Grade 4: Animals Meet Their Needs
'Improvements in the care of animals are not now likely to come of their own accord, also be affected if their housing and husbandry does not meet their needs. How Animals Meet Their NeedsHarcourt School. omarcafini.infortschool. com/activity/animalneeds/. Lakeshore Elementary. A body part, body covering, or behavior that helps an animal survive in its environment. Each group of animals has its own general adaptations. These.
Habitats can be big like a forest or they can be much smaller like a burrow. Some animals defend a huge territory or roam over a large area. Some other animals need only a small amount of space and can put up with neighbors that live close by.
If the animal's needs aren't met, it will move to a different habitat. Different animals need different habitats.
Welfare of Animals Used in Scientific Testing and Research - UFAW
A fish, for example, needs clean water in which to live. A grasshopper, however, needs a big space where it can hop and a variety of leaves that it can eat.Horses Meet For The First Time
Working together There are many plants and animals that will share the same habitat. A single animal or plant is an organism. All the organisms of one species living together in an area form a population.
The populations that interact together in a habitat form a community. The community of living things interacts with the non-living world around it to form an ecosystem. All the ecosystems make up the biospherethe area of life on Earth. Because resources like water and food may be limited, plant and animal species often compete with each other for food and water.
Many species may share a habitat, but no two species can occupy exactly the same niche.
Chapter 4 - How Animals Meet Their Needs | AMNH
Remarkably, we found that pairs unable to access the same feeding stations as one another still prioritised their social bond over their own access to food. In general, the experiment caused birds to form flocks with those who they could feed with.
The demands of single parenting. How can these animals, struggling for survival in the merciless surroundings of the wild, possibly afford the effort needed to maintain these social bonds? The answer probably lies in their long-term profitability.
The pair-bond is vital for our great tits, as single parents cannot cope with the demands of raising a brood alone. Their only hope for success depends on having a supportive and reliable partner.
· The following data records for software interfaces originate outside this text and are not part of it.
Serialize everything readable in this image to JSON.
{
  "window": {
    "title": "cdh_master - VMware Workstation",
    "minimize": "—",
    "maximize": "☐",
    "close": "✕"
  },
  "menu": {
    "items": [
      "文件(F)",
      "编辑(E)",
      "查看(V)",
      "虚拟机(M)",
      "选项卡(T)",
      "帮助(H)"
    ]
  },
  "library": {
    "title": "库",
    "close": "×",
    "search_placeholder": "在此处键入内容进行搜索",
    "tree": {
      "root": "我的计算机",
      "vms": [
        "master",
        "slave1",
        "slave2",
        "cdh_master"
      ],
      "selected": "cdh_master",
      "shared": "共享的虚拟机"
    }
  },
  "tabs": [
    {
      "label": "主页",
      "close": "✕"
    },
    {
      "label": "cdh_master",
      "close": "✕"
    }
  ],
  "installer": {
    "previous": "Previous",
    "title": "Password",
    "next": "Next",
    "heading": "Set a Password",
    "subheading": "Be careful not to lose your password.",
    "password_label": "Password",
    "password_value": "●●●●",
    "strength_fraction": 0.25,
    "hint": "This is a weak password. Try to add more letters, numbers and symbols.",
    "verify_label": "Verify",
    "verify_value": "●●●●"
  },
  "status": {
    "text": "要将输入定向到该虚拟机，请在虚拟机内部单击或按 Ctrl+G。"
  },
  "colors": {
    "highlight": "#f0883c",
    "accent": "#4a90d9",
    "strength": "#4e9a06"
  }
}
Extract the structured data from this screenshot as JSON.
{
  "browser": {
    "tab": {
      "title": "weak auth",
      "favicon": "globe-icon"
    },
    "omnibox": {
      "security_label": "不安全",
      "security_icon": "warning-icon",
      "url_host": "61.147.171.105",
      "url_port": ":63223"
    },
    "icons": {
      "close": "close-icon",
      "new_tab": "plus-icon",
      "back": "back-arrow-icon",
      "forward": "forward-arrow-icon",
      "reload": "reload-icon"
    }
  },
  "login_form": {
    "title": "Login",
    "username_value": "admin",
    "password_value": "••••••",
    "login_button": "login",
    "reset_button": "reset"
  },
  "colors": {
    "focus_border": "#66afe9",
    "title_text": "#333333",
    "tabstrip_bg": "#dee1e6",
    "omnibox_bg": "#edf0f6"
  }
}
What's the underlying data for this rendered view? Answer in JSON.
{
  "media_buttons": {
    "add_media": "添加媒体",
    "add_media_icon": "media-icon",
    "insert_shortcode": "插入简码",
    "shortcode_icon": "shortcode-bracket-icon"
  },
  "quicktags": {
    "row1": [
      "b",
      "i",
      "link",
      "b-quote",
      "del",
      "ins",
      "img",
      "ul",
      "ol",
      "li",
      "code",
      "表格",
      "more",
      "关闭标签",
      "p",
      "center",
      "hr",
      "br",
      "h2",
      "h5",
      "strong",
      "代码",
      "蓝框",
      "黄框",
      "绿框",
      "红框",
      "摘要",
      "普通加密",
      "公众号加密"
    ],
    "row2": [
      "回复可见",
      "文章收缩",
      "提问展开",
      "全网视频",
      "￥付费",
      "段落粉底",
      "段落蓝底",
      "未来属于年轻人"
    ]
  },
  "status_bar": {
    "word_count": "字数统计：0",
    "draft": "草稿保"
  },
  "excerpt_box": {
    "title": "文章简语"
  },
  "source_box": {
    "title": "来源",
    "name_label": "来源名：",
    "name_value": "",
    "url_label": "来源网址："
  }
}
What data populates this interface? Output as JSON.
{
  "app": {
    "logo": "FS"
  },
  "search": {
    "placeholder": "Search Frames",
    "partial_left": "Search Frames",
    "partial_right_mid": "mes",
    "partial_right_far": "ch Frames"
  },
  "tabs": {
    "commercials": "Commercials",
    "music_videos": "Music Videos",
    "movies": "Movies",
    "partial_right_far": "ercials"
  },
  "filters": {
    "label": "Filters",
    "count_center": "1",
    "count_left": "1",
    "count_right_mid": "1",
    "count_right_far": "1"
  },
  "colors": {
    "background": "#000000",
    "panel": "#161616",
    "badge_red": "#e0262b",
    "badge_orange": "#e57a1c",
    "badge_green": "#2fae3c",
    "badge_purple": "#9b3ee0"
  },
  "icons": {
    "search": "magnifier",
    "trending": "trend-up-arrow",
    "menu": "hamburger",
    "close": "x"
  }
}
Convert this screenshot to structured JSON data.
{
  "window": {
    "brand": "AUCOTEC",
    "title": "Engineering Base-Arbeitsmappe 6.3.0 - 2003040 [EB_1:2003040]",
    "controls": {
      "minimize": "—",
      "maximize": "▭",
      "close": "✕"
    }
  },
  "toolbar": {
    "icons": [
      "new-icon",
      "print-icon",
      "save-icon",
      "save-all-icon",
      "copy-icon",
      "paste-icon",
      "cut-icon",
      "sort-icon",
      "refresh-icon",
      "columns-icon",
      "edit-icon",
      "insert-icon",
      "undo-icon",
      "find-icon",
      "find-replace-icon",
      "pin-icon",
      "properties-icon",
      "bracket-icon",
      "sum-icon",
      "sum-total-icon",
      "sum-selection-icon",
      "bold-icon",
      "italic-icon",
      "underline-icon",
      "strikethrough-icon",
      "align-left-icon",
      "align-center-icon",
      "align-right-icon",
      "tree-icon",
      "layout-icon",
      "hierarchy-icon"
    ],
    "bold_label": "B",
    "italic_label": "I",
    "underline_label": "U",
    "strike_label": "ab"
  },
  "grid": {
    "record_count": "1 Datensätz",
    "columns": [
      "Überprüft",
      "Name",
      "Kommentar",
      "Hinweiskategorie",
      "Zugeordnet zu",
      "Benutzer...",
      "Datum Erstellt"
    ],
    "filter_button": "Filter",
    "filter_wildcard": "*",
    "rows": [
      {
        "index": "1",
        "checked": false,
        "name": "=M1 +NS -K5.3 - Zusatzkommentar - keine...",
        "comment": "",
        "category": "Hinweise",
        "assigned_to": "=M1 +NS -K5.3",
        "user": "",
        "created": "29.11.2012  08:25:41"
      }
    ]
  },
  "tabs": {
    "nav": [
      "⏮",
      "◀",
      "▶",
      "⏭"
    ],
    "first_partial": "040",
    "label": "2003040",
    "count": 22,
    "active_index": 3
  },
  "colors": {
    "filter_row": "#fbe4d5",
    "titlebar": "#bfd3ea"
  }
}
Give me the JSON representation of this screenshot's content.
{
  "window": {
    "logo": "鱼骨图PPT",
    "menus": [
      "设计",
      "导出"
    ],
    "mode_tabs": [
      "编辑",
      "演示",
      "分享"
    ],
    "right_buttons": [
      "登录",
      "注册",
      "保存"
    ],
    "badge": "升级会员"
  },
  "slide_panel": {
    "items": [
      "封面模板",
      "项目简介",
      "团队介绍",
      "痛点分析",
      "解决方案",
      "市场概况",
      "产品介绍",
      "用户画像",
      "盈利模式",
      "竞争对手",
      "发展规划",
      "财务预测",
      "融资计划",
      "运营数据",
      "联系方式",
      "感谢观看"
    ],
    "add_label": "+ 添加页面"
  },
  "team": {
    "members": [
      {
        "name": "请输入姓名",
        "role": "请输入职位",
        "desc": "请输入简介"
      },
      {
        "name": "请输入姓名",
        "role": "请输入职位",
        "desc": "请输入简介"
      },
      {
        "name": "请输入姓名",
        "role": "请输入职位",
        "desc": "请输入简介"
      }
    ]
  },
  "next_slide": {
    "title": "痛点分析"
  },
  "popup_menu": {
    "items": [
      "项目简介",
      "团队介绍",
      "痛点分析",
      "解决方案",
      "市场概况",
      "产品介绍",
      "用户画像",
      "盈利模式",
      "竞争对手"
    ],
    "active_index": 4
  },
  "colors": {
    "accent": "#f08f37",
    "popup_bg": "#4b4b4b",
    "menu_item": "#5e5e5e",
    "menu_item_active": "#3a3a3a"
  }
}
Great tits are known for their innovative, problem-solving, ways. And in our experiment, true to form, they learned to scrounge by rapidly following others to the feeding station after it was unlocked. Other varieties of social relationships in the animal kingdom have been found to hold hidden benefits too.
In the baboon world, the close relationships between females produces a communal child-rearing environment that increases the survival of their offspring and also lengthens the lifespans of the adult females.